### EXERCISE
Search the data for the string "select" and gather each line it is in.

[Start of section]

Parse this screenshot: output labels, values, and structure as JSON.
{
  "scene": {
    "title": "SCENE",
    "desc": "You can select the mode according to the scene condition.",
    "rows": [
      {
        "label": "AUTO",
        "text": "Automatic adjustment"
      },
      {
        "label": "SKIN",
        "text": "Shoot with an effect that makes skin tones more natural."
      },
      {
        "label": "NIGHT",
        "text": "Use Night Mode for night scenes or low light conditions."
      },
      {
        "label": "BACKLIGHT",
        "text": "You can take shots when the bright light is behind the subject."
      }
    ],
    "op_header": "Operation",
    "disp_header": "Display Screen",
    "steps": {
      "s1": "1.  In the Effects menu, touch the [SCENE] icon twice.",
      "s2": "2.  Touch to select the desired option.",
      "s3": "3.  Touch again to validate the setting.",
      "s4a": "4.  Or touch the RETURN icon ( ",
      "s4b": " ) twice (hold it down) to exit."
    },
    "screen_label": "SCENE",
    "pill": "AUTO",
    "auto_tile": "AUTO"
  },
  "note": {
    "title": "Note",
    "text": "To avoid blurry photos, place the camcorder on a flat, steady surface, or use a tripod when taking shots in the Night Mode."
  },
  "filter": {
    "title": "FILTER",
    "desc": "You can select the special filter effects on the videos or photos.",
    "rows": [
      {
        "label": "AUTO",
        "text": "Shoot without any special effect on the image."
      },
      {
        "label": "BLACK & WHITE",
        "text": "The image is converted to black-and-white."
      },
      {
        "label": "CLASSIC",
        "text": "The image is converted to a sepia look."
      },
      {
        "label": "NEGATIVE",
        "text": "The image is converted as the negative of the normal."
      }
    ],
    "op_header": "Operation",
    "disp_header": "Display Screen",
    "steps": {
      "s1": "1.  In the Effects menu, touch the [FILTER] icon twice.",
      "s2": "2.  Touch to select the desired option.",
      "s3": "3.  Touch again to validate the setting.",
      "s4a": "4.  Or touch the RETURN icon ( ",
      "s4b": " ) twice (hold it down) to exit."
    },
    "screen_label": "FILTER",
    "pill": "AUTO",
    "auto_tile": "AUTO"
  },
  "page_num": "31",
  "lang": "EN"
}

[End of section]

### SOLUTION FOR THIS EXERCISE
    "desc": "You can select the mode according to the scene condition.",
      "s2": "2.  Touch to select the desired option.",
    "desc": "You can select the special filter effects on the videos or photos.",
      "s2": "2.  Touch to select the desired option.",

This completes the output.